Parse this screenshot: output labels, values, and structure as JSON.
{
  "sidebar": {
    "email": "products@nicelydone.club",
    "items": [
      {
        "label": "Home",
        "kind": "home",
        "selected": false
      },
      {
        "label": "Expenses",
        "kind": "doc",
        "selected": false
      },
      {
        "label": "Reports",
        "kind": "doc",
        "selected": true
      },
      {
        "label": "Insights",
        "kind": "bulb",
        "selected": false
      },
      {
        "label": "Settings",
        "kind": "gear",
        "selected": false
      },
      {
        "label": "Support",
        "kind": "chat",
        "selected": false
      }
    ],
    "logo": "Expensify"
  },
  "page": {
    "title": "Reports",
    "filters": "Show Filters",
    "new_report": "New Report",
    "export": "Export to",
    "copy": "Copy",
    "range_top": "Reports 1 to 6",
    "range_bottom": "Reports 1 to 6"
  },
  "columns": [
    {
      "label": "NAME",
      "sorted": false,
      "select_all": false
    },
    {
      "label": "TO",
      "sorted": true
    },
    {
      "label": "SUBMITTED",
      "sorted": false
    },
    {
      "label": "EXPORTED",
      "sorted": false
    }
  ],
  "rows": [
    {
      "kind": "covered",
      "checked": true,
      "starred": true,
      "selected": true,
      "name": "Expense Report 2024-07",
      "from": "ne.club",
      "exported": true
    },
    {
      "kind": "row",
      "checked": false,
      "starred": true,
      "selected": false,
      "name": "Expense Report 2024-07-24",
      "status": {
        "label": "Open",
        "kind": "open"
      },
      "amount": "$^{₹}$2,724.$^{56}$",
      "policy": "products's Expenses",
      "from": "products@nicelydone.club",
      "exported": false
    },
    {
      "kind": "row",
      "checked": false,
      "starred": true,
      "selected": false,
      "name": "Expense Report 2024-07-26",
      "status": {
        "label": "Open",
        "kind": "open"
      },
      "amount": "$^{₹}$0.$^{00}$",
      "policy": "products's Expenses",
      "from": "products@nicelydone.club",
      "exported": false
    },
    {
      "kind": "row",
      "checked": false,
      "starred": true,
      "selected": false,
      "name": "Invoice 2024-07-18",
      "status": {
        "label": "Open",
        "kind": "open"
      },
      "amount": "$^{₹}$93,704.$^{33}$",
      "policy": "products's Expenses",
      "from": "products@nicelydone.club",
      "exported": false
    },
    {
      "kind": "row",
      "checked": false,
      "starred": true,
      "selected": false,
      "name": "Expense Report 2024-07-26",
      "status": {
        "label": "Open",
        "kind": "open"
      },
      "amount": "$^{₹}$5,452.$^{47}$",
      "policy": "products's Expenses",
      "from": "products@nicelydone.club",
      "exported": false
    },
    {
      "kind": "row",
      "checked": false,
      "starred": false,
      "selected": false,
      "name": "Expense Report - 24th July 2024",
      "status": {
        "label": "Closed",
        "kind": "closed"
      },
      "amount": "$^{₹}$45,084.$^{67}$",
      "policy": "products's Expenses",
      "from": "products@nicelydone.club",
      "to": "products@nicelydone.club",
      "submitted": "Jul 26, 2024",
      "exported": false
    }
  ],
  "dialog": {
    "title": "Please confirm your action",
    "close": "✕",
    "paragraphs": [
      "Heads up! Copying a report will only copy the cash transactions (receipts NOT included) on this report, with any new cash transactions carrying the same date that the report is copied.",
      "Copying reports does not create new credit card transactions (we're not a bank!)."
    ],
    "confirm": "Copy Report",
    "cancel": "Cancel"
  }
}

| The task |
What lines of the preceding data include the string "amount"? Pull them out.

| Final answer |
      "amount": "$^{₹}$2,724.$^{56}$",
      "amount": "$^{₹}$0.$^{00}$",
      "amount": "$^{₹}$93,704.$^{33}$",
      "amount": "$^{₹}$5,452.$^{47}$",
      "amount": "$^{₹}$45,084.$^{67}$",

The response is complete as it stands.